# ACTIVITY:
Using the entries that follow, collect the lines where the word "如未安装请到" appears.
——————
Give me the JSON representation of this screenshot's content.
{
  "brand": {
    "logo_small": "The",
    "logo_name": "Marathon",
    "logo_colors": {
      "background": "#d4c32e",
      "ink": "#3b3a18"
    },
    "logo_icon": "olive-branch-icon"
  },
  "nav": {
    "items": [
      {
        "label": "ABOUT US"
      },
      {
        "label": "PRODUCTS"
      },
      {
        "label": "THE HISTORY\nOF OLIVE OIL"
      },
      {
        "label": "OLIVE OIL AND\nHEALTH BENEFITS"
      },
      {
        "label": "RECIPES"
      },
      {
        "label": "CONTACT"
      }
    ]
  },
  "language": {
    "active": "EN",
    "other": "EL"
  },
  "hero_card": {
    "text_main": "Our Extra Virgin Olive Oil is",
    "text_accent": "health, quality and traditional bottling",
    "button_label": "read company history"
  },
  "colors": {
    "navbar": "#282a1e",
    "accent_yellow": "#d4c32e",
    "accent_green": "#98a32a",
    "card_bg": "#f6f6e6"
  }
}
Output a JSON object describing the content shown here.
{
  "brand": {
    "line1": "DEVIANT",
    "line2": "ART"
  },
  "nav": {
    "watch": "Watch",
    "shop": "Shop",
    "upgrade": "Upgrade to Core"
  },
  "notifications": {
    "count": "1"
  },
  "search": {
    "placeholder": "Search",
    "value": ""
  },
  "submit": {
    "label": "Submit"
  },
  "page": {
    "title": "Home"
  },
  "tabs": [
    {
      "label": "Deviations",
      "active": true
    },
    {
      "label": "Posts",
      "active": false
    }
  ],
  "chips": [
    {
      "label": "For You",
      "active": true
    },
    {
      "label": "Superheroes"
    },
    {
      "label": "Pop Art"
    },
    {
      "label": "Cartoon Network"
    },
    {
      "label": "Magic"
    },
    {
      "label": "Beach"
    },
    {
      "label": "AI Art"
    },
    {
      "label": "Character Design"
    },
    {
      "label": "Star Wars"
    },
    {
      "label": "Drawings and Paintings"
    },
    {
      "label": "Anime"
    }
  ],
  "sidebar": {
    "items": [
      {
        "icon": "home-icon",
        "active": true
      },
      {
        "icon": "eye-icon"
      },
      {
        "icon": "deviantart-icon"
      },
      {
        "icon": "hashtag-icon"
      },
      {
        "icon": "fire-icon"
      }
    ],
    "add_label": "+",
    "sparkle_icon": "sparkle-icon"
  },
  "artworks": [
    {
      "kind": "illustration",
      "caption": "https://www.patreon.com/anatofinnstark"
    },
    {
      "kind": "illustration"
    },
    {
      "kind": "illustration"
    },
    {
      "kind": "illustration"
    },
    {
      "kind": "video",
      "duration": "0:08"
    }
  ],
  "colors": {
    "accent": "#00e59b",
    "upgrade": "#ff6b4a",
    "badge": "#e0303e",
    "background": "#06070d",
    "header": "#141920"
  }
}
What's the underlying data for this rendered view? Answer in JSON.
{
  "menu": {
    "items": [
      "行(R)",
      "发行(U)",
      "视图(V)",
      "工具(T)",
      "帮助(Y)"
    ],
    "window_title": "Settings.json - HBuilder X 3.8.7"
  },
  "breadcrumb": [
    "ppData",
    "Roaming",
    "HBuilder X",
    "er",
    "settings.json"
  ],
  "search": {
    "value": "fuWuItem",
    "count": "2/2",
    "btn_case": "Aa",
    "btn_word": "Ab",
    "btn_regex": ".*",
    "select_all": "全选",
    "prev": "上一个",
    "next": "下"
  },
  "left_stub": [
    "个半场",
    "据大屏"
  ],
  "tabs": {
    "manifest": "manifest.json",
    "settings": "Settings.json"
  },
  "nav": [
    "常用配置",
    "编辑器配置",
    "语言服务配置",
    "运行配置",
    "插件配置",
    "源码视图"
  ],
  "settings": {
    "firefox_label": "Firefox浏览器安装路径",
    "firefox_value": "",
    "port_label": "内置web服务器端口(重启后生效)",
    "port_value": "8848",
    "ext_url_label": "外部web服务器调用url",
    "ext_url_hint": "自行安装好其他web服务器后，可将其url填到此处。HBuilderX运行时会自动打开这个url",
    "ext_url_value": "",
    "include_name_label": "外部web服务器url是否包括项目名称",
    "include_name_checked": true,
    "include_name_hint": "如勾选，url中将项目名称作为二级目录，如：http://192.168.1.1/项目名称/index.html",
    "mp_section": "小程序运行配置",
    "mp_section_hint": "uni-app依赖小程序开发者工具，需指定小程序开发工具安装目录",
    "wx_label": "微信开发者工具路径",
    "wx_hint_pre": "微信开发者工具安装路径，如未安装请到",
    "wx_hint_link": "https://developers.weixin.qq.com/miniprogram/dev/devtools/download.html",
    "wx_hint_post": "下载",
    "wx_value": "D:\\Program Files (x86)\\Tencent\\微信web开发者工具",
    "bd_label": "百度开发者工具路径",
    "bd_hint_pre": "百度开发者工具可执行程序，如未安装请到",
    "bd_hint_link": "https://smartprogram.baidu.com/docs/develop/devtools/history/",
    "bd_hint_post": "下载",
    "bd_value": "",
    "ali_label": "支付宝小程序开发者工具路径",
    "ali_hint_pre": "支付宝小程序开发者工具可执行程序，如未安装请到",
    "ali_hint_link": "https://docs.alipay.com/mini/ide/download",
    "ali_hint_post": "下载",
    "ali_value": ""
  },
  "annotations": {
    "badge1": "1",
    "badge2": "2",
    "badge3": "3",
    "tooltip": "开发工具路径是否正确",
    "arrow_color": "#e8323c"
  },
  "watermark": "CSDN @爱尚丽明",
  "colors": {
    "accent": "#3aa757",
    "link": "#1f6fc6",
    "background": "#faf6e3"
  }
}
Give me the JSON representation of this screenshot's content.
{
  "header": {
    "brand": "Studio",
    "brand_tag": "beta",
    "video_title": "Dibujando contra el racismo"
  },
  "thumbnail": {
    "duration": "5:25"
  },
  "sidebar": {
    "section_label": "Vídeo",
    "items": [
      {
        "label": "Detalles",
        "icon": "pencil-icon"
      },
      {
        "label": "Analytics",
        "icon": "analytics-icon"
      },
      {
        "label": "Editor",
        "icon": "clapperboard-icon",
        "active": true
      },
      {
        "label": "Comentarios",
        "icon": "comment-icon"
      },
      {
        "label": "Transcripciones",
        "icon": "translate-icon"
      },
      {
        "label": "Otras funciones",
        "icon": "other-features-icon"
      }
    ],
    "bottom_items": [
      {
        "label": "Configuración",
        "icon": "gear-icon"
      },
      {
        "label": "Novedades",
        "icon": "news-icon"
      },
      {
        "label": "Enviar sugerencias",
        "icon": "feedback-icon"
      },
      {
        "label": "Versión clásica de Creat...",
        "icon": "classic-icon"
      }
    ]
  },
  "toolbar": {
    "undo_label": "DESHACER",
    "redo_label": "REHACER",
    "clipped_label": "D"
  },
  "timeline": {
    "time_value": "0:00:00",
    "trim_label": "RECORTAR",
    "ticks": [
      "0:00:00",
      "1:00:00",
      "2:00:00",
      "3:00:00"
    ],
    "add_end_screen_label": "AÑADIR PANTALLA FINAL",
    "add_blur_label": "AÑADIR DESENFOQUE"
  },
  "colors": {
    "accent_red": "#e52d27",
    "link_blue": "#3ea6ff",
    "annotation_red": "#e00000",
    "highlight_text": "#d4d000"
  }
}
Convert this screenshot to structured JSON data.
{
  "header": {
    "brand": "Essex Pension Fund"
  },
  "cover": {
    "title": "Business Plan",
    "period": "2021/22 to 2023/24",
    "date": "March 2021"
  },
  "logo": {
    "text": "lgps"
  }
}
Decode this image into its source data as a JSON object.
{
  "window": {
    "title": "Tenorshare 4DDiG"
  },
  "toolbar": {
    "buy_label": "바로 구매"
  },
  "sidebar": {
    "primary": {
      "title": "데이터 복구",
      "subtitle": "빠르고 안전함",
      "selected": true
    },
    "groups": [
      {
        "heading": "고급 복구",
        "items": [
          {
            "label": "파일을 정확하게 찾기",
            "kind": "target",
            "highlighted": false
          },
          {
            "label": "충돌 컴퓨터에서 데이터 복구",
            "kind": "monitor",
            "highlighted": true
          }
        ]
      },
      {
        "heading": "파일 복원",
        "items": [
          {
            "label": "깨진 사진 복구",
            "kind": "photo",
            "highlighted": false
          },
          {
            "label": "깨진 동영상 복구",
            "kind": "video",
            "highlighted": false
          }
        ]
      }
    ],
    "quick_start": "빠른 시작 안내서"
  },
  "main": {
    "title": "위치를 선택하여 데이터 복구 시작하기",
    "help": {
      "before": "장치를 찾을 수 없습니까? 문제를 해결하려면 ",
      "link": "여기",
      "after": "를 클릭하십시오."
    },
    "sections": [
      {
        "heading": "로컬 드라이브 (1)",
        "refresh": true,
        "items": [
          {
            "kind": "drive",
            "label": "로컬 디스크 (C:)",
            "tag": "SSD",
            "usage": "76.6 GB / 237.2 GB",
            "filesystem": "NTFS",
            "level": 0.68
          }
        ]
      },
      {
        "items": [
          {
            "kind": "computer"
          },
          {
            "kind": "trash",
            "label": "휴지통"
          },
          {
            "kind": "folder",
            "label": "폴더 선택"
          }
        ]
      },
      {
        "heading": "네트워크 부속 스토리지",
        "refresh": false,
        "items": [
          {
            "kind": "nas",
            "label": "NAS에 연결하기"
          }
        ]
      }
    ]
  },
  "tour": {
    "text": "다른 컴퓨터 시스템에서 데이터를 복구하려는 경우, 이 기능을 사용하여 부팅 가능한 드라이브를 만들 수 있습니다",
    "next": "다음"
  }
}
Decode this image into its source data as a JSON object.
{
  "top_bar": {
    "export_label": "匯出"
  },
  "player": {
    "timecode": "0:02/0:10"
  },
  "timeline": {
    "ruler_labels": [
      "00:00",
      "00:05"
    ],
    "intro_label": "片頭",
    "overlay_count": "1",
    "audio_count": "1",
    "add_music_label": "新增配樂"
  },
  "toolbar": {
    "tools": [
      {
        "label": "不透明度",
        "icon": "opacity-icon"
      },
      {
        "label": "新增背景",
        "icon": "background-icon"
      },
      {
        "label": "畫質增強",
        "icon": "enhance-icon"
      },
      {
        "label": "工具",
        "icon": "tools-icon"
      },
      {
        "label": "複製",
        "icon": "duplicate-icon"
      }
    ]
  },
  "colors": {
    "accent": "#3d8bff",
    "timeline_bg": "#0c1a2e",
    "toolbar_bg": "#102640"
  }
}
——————
# WRITTEN SOLUTION:
    "wx_hint_pre": "微信开发者工具安装路径，如未安装请到",
    "bd_hint_pre": "百度开发者工具可执行程序，如未安装请到",
    "ali_hint_pre": "支付宝小程序开发者工具可执行程序，如未安装请到",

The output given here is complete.